INSTRUCTIONS FOR THE TASK: Scan the material and copy every line in which "此为必要字段" appears.

INPUT DATA:
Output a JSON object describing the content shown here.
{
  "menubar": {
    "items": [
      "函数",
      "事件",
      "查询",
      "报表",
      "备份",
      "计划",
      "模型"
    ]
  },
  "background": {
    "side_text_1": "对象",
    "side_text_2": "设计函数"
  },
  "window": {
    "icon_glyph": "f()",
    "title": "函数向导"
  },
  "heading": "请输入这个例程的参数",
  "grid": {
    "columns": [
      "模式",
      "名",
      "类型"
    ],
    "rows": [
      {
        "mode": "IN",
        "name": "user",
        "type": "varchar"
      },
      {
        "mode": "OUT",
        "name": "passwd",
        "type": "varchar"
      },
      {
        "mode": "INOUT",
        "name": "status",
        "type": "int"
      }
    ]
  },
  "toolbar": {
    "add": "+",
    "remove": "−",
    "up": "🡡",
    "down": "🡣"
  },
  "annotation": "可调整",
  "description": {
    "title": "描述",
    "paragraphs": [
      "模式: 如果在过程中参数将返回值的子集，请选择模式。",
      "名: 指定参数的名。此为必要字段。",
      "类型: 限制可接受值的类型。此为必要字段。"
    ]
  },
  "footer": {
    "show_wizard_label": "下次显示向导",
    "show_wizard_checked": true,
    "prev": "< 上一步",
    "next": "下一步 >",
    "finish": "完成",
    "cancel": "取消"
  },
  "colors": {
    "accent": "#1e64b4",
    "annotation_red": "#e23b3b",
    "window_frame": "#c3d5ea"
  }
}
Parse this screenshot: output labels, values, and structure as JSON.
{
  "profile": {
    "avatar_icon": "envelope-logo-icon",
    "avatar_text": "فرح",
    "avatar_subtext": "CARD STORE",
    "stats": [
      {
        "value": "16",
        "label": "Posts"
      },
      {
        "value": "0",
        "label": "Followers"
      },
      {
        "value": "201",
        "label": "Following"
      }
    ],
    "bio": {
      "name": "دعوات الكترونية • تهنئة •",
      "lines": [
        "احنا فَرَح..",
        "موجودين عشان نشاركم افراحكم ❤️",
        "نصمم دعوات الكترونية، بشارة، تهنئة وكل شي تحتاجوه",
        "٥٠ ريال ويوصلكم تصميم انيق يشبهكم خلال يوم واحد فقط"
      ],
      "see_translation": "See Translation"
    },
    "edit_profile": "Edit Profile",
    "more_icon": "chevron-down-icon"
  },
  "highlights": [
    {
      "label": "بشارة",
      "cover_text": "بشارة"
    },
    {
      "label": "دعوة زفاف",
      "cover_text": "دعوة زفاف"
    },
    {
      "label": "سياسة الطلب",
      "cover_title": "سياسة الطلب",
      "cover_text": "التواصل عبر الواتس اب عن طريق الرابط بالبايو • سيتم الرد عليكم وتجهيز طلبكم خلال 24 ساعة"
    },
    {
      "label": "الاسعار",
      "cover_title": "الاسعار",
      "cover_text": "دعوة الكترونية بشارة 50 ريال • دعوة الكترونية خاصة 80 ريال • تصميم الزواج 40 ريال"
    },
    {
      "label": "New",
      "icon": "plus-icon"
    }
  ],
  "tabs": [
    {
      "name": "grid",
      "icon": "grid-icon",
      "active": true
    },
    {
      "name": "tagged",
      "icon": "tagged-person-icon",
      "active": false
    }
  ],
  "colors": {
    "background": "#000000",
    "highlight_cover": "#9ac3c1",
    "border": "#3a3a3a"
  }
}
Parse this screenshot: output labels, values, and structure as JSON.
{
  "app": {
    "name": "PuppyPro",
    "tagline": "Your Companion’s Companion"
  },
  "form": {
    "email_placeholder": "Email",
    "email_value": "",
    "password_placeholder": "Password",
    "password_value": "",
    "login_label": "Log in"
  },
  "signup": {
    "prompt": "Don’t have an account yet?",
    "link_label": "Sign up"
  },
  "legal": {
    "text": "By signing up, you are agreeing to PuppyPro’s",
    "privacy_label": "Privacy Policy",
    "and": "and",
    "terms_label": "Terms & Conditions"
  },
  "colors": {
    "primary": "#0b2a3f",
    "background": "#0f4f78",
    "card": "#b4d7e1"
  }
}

EXERCISE RESPONSE:
      "名: 指定参数的名。此为必要字段。",
      "类型: 限制可接受值的类型。此为必要字段。"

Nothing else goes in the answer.